Task item: Each entry below should be reproduced character for character.

======== Supplied data

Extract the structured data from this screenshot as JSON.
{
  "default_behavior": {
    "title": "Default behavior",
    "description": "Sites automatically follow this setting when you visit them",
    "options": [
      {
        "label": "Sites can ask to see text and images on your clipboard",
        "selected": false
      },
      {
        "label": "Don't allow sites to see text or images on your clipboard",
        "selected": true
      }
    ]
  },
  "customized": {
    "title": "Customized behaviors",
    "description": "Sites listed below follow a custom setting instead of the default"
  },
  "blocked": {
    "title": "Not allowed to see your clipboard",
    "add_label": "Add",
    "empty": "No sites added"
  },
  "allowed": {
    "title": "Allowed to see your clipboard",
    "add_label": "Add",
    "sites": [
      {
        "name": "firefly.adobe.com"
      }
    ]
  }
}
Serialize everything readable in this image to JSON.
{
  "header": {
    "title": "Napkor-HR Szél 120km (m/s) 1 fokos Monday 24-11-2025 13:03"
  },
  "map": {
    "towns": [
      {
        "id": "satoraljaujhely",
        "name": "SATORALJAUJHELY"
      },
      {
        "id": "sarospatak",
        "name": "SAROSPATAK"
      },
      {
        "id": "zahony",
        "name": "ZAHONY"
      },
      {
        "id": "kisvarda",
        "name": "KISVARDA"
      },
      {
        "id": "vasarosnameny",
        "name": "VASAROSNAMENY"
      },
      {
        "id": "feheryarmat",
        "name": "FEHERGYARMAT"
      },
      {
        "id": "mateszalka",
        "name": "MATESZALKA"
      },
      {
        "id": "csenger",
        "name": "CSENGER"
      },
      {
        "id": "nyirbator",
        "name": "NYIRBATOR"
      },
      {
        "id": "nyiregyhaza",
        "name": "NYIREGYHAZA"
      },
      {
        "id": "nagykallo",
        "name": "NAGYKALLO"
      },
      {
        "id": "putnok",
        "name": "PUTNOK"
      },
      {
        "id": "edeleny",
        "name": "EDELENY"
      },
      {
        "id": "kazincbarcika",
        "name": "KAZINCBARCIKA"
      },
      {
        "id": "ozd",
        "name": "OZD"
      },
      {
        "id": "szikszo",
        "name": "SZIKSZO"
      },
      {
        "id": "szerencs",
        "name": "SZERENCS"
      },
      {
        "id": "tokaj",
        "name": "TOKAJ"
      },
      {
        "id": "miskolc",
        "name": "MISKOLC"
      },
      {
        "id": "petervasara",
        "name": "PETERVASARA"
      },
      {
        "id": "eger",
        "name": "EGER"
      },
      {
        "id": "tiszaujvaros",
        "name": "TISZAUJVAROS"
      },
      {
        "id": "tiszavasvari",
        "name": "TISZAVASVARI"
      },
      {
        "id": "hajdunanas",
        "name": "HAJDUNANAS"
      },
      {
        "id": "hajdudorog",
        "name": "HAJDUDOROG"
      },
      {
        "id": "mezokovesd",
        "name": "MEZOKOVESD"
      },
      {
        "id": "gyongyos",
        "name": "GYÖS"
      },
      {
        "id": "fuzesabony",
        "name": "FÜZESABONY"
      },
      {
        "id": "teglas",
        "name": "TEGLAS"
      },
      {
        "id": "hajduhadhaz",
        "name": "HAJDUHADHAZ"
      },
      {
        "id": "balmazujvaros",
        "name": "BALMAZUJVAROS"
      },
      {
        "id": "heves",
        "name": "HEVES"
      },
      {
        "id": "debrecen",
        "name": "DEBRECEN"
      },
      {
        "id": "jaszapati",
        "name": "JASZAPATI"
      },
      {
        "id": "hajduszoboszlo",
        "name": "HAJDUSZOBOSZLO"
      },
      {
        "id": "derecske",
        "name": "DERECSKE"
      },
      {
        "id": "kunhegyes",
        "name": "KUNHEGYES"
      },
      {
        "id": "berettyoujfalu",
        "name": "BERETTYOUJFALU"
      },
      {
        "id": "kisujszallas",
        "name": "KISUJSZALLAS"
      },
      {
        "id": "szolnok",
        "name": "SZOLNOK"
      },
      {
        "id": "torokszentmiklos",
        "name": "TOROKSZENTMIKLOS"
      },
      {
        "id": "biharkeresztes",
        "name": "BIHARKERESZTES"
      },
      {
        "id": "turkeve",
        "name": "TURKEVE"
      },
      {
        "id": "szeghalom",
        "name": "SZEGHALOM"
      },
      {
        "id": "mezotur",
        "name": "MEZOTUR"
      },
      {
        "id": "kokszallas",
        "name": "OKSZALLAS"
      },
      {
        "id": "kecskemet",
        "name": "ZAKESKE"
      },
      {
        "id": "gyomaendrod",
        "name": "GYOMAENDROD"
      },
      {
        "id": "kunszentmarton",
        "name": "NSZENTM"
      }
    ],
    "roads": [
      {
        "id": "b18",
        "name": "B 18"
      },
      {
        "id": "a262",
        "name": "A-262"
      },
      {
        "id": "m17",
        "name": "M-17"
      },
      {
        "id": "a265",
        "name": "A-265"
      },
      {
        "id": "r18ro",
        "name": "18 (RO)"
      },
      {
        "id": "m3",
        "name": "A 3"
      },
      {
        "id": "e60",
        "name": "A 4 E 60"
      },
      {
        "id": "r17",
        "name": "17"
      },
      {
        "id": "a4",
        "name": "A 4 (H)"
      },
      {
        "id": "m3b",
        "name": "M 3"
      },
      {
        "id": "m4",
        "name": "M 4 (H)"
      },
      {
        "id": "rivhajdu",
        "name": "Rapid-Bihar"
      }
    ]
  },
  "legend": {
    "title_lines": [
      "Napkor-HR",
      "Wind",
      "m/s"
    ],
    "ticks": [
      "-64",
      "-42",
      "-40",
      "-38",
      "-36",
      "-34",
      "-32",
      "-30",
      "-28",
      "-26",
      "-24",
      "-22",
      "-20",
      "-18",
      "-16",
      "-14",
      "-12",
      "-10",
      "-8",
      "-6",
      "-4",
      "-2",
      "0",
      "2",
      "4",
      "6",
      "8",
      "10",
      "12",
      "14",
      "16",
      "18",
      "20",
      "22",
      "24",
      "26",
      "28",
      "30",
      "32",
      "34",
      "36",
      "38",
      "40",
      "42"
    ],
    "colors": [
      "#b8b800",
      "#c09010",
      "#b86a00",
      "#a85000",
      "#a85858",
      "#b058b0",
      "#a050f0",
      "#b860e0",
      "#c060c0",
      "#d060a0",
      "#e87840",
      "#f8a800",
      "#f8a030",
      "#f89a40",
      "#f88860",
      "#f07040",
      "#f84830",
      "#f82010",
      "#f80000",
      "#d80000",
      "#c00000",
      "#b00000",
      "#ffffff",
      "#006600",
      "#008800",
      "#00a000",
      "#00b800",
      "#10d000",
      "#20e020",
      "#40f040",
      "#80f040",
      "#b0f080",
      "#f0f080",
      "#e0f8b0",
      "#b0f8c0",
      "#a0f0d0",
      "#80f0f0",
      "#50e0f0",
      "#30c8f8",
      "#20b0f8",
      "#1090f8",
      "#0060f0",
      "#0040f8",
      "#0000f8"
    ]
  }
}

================

Solution to the exercise:
Extract the structured data from this screenshot as JSON.
{
  "default_behavior": {
    "title": "Default behavior",
    "description": "Sites automatically follow this setting when you visit them",
    "options": [
      {
        "label": "Sites can ask to see text and images on your clipboard",
        "selected": false
      },
      {
        "label": "Don't allow sites to see text or images on your clipboard",
        "selected": true
      }
    ]
  },
  "customized": {
    "title": "Customized behaviors",
    "description": "Sites listed below follow a custom setting instead of the default"
  },
  "blocked": {
    "title": "Not allowed to see your clipboard",
    "add_label": "Add",
    "empty": "No sites added"
  },
  "allowed": {
    "title": "Allowed to see your clipboard",
    "add_label": "Add",
    "sites": [
      {
        "name": "firefly.adobe.com"
      }
    ]
  }
}
Serialize everything readable in this image to JSON.
{
  "header": {
    "title": "Napkor-HR Szél 120km (m/s) 1 fokos Monday 24-11-2025 13:03"
  },
  "map": {
    "towns": [
      {
        "id": "satoraljaujhely",
        "name": "SATORALJAUJHELY"
      },
      {
        "id": "sarospatak",
        "name": "SAROSPATAK"
      },
      {
        "id": "zahony",
        "name": "ZAHONY"
      },
      {
        "id": "kisvarda",
        "name": "KISVARDA"
      },
      {
        "id": "vasarosnameny",
        "name": "VASAROSNAMENY"
      },
      {
        "id": "feheryarmat",
        "name": "FEHERGYARMAT"
      },
      {
        "id": "mateszalka",
        "name": "MATESZALKA"
      },
      {
        "id": "csenger",
        "name": "CSENGER"
      },
      {
        "id": "nyirbator",
        "name": "NYIRBATOR"
      },
      {
        "id": "nyiregyhaza",
        "name": "NYIREGYHAZA"
      },
      {
        "id": "nagykallo",
        "name": "NAGYKALLO"
      },
      {
        "id": "putnok",
        "name": "PUTNOK"
      },
      {
        "id": "edeleny",
        "name": "EDELENY"
      },
      {
        "id": "kazincbarcika",
        "name": "KAZINCBARCIKA"
      },
      {
        "id": "ozd",
        "name": "OZD"
      },
      {
        "id": "szikszo",
        "name": "SZIKSZO"
      },
      {
        "id": "szerencs",
        "name": "SZERENCS"
      },
      {
        "id": "tokaj",
        "name": "TOKAJ"
      },
      {
        "id": "miskolc",
        "name": "MISKOLC"
      },
      {
        "id": "petervasara",
        "name": "PETERVASARA"
      },
      {
        "id": "eger",
        "name": "EGER"
      },
      {
        "id": "tiszaujvaros",
        "name": "TISZAUJVAROS"
      },
      {
        "id": "tiszavasvari",
        "name": "TISZAVASVARI"
      },
      {
        "id": "hajdunanas",
        "name": "HAJDUNANAS"
      },
      {
        "id": "hajdudorog",
        "name": "HAJDUDOROG"
      },
      {
        "id": "mezokovesd",
        "name": "MEZOKOVESD"
      },
      {
        "id": "gyongyos",
        "name": "GYÖS"
      },
      {
        "id": "fuzesabony",
        "name": "FÜZESABONY"
      },
      {
        "id": "teglas",
        "name": "TEGLAS"
      },
      {
        "id": "hajduhadhaz",
        "name": "HAJDUHADHAZ"
      },
      {
        "id": "balmazujvaros",
        "name": "BALMAZUJVAROS"
      },
      {
        "id": "heves",
        "name": "HEVES"
      },
      {
        "id": "debrecen",
        "name": "DEBRECEN"
      },
      {
        "id": "jaszapati",
        "name": "JASZAPATI"
      },
      {
        "id": "hajduszoboszlo",
        "name": "HAJDUSZOBOSZLO"
      },
      {
        "id": "derecske",
        "name": "DERECSKE"
      },
      {
        "id": "kunhegyes",
        "name": "KUNHEGYES"
      },
      {
        "id": "berettyoujfalu",
        "name": "BERETTYOUJFALU"
      },
      {
        "id": "kisujszallas",
        "name": "KISUJSZALLAS"
      },
      {
        "id": "szolnok",
        "name": "SZOLNOK"
      },
      {
        "id": "torokszentmiklos",
        "name": "TOROKSZENTMIKLOS"
      },
      {
        "id": "biharkeresztes",
        "name": "BIHARKERESZTES"
      },
      {
        "id": "turkeve",
        "name": "TURKEVE"
      },
      {
        "id": "szeghalom",
        "name": "SZEGHALOM"
      },
      {
        "id": "mezotur",
        "name": "MEZOTUR"
      },
      {
        "id": "kokszallas",
        "name": "OKSZALLAS"
      },
      {
        "id": "kecskemet",
        "name": "ZAKESKE"
      },
      {
        "id": "gyomaendrod",
        "name": "GYOMAENDROD"
      },
      {
        "id": "kunszentmarton",
        "name": "NSZENTM"
      }
    ],
    "roads": [
      {
        "id": "b18",
        "name": "B 18"
      },
      {
        "id": "a262",
        "name": "A-262"
      },
      {
        "id": "m17",
        "name": "M-17"
      },
      {
        "id": "a265",
        "name": "A-265"
      },
      {
        "id": "r18ro",
        "name": "18 (RO)"
      },
      {
        "id": "m3",
        "name": "A 3"
      },
      {
        "id": "e60",
        "name": "A 4 E 60"
      },
      {
        "id": "r17",
        "name": "17"
      },
      {
        "id": "a4",
        "name": "A 4 (H)"
      },
      {
        "id": "m3b",
        "name": "M 3"
      },
      {
        "id": "m4",
        "name": "M 4 (H)"
      },
      {
        "id": "rivhajdu",
        "name": "Rapid-Bihar"
      }
    ]
  },
  "legend": {
    "title_lines": [
      "Napkor-HR",
      "Wind",
      "m/s"
    ],
    "ticks": [
      "-64",
      "-42",
      "-40",
      "-38",
      "-36",
      "-34",
      "-32",
      "-30",
      "-28",
      "-26",
      "-24",
      "-22",
      "-20",
      "-18",
      "-16",
      "-14",
      "-12",
      "-10",
      "-8",
      "-6",
      "-4",
      "-2",
      "0",
      "2",
      "4",
      "6",
      "8",
      "10",
      "12",
      "14",
      "16",
      "18",
      "20",
      "22",
      "24",
      "26",
      "28",
      "30",
      "32",
      "34",
      "36",
      "38",
      "40",
      "42"
    ],
    "colors": [
      "#b8b800",
      "#c09010",
      "#b86a00",
      "#a85000",
      "#a85858",
      "#b058b0",
      "#a050f0",
      "#b860e0",
      "#c060c0",
      "#d060a0",
      "#e87840",
      "#f8a800",
      "#f8a030",
      "#f89a40",
      "#f88860",
      "#f07040",
      "#f84830",
      "#f82010",
      "#f80000",
      "#d80000",
      "#c00000",
      "#b00000",
      "#ffffff",
      "#006600",
      "#008800",
      "#00a000",
      "#00b800",
      "#10d000",
      "#20e020",
      "#40f040",
      "#80f040",
      "#b0f080",
      "#f0f080",
      "#e0f8b0",
      "#b0f8c0",
      "#a0f0d0",
      "#80f0f0",
      "#50e0f0",
      "#30c8f8",
      "#20b0f8",
      "#1090f8",
      "#0060f0",
      "#0040f8",
      "#0000f8"
    ]
  }
}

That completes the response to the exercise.